What to produce: Copy every line of the data that contains the string "number".

Entries shown:
____

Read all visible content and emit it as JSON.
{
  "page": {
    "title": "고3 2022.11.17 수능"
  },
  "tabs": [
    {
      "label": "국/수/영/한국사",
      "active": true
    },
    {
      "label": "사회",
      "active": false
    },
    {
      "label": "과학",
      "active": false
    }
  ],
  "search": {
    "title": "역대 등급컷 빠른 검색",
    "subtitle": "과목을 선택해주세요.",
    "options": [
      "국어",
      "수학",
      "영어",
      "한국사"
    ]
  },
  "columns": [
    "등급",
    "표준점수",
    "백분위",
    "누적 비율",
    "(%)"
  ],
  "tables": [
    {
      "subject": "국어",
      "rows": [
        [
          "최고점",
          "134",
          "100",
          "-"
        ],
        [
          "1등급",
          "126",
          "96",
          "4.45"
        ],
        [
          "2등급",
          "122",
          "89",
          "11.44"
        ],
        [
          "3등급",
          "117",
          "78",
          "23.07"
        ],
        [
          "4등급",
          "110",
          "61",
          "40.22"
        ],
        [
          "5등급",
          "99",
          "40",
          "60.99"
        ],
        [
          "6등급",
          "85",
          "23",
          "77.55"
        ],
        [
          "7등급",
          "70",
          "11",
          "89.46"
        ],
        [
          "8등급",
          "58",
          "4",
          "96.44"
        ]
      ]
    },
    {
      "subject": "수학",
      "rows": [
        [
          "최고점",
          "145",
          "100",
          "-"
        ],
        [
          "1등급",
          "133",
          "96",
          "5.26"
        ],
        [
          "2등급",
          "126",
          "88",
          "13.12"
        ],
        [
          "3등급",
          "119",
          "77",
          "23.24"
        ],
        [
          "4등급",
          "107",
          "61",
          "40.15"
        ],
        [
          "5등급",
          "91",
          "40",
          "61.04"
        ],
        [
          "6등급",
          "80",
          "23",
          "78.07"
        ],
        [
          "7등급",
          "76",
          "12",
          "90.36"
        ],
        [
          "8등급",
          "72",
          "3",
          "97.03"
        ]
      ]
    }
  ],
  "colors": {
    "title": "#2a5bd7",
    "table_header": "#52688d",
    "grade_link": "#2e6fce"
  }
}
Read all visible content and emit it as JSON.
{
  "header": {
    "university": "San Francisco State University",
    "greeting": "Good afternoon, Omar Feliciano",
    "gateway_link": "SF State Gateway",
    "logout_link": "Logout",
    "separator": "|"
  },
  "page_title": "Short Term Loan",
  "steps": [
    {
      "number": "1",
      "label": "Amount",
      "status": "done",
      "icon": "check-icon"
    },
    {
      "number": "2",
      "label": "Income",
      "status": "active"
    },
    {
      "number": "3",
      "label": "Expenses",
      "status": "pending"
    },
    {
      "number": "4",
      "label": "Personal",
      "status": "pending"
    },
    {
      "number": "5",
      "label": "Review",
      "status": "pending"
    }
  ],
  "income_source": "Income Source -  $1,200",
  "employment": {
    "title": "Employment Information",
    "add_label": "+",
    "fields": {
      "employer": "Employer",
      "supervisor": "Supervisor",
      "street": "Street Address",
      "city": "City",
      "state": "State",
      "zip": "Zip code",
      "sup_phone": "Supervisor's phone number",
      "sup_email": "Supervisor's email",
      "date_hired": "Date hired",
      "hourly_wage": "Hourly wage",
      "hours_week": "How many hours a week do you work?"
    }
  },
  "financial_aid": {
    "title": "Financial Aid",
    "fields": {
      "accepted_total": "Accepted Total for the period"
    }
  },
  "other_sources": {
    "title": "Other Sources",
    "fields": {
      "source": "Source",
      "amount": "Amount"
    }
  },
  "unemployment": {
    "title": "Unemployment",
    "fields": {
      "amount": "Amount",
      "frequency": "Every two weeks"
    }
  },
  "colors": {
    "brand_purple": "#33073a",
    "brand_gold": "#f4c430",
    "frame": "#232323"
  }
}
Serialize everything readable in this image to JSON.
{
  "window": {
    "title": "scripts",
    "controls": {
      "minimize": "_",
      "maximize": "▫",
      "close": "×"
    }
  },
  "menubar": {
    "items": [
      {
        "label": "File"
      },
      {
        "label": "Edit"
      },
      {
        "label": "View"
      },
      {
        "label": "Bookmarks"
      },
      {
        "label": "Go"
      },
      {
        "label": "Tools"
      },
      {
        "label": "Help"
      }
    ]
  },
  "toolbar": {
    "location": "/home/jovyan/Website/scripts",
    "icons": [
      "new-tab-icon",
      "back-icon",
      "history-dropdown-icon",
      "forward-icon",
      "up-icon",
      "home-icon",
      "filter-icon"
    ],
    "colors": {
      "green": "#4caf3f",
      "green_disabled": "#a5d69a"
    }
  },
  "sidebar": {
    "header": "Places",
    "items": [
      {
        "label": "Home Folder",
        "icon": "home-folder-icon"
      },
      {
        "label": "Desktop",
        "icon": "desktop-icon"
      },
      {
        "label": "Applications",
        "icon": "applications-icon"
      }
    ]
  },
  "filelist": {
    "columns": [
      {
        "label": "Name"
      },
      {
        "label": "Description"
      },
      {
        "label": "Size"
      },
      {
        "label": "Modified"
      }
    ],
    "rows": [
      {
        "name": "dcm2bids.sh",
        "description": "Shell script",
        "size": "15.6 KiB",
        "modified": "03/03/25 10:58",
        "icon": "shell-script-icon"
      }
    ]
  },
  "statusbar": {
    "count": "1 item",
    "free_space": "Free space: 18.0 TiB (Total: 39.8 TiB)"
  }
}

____

Your response:
      "number": "1",
      "number": "2",
      "number": "3",
      "number": "4",
      "number": "5",
      "sup_phone": "Supervisor's phone number",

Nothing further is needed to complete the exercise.